Perhaps your one thing, post GLAM-WIKI conference, could be to comment on the Government 2.0 Taskforce Issues Paper and ensure that all the talk of Government 2.0 clearly includes reference to the Government-funded GLAM sector.

4 replies on “Some thoughts: post #GLAM-WIKI 2009”

I enjoyed #glam-wiki – the event almost became a defacto GLAM conference (and I do wonder what Wikimedia really got from it!). It was certainly encouraging to see such a good turnout from the sector and there seems to be a building momentum towards addressing audience/citizen-driven digitisation.

In order for this to have most benefit to both our organisations and the citizens that fund us through their taxes we need to be adjusting our KPIs towards access, engagement, and, the making available of content.

I was heartened by Senator Lundy’s speech – and her explicit calling out of free and open access combined with her later comments around her attempts to remove the impact of government ‘efficiency dividends’ on agencies with under $50m budgets were well received. (For those not in Australia, those ‘efficiency dividends’ effectively reduce institutional funding by $1m each year.

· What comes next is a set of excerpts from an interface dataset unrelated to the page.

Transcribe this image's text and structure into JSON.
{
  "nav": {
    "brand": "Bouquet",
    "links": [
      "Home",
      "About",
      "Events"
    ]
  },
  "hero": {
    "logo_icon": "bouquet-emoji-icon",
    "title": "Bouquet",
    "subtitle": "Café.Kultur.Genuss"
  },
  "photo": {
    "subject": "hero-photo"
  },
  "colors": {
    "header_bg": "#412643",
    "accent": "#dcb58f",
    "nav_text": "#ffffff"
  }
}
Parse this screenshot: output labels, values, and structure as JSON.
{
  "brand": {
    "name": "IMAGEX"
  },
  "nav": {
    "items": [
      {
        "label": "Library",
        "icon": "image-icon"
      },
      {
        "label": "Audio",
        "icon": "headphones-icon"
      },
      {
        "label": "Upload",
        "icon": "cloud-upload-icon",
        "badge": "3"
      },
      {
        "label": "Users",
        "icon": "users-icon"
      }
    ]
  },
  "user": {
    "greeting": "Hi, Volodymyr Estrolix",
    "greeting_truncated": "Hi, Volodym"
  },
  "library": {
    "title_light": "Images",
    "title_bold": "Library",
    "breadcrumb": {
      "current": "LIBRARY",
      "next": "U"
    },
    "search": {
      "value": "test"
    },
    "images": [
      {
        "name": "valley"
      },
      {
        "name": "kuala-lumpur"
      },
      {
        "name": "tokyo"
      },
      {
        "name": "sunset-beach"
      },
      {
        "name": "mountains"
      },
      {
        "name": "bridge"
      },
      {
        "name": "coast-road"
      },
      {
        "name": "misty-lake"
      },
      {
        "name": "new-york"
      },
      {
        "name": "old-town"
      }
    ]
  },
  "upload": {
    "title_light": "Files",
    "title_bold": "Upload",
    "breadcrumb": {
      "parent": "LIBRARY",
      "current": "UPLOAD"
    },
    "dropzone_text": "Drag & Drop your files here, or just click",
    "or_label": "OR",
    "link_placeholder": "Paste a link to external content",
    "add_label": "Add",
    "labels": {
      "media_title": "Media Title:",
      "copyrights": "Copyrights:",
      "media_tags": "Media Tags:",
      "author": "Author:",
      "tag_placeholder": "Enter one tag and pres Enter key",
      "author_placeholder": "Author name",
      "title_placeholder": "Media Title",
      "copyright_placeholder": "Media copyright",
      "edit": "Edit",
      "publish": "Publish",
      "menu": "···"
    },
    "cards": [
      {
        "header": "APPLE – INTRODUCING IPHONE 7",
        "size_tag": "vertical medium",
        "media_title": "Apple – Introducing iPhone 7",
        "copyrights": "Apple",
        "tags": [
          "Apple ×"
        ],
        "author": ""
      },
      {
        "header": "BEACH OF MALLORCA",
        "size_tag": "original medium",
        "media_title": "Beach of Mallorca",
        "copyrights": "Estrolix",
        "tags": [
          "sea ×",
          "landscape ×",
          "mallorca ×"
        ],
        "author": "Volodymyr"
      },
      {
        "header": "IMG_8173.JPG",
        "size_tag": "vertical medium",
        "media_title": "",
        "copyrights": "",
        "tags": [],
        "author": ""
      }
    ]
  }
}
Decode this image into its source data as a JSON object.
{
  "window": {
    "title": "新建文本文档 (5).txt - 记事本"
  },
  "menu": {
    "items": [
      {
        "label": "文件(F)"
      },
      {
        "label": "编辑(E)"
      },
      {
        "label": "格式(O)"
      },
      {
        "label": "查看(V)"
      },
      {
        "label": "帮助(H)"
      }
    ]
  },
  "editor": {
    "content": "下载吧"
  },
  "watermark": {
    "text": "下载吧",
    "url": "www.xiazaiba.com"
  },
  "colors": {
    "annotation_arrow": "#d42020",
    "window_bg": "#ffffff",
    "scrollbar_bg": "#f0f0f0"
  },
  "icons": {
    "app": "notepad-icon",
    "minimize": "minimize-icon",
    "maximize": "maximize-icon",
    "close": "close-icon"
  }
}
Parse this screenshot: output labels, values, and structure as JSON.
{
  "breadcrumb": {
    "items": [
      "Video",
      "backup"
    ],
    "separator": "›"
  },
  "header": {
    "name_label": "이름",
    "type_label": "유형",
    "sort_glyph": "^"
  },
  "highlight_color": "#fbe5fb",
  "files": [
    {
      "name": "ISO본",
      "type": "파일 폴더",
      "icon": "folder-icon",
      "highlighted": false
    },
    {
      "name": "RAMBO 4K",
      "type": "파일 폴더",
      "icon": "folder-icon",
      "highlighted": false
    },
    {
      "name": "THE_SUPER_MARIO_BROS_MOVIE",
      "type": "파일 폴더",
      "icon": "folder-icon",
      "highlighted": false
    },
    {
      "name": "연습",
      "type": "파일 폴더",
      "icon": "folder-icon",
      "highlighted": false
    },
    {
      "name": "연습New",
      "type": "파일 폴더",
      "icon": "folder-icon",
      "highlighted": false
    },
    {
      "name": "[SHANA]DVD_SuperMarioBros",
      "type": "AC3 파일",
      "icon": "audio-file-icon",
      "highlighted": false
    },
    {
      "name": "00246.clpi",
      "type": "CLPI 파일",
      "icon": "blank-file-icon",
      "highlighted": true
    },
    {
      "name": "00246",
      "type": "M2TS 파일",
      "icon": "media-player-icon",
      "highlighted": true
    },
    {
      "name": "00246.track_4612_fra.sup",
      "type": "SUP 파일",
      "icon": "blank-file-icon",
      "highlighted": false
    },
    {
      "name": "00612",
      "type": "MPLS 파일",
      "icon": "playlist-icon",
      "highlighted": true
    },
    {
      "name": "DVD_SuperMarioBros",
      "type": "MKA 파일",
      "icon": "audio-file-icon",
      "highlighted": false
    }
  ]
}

I also found the conference quite engaging. A question that lingered in my mind is around opening access to content and sharing technologies within government in Australia. Those who know me, will also know that I’ve been working on a pilot project to encourage new forms of cooperation, collaboration and dissemination of cultural government data and content online. The project hasn’t been a major success in my opinion but it has illustrated how much further we have to go before we can even begin to remove the technological, policy and attitudinal barriers to access that exist even within government. For example, we are still charging each other access fees for crown copyright materials. This is mental. If we can’t work together within GLAM and all levels of government to encourage access how ever will we make the leap to working with other organisations like wikimedia and ultimately improving our services for citizens?

The seminar was good… a very GLAM event… a great opportunity to explore the issues with colleagues.

… has a cost-benefit analysis been done of the cost of licensing fees for content for the educational sector in balance with the value of investment in digitisation of content free of rights issues?

A blog-rant in response… ‘scuse the tongue in cheek tone..

The Lucid Librarian

Comments are closed.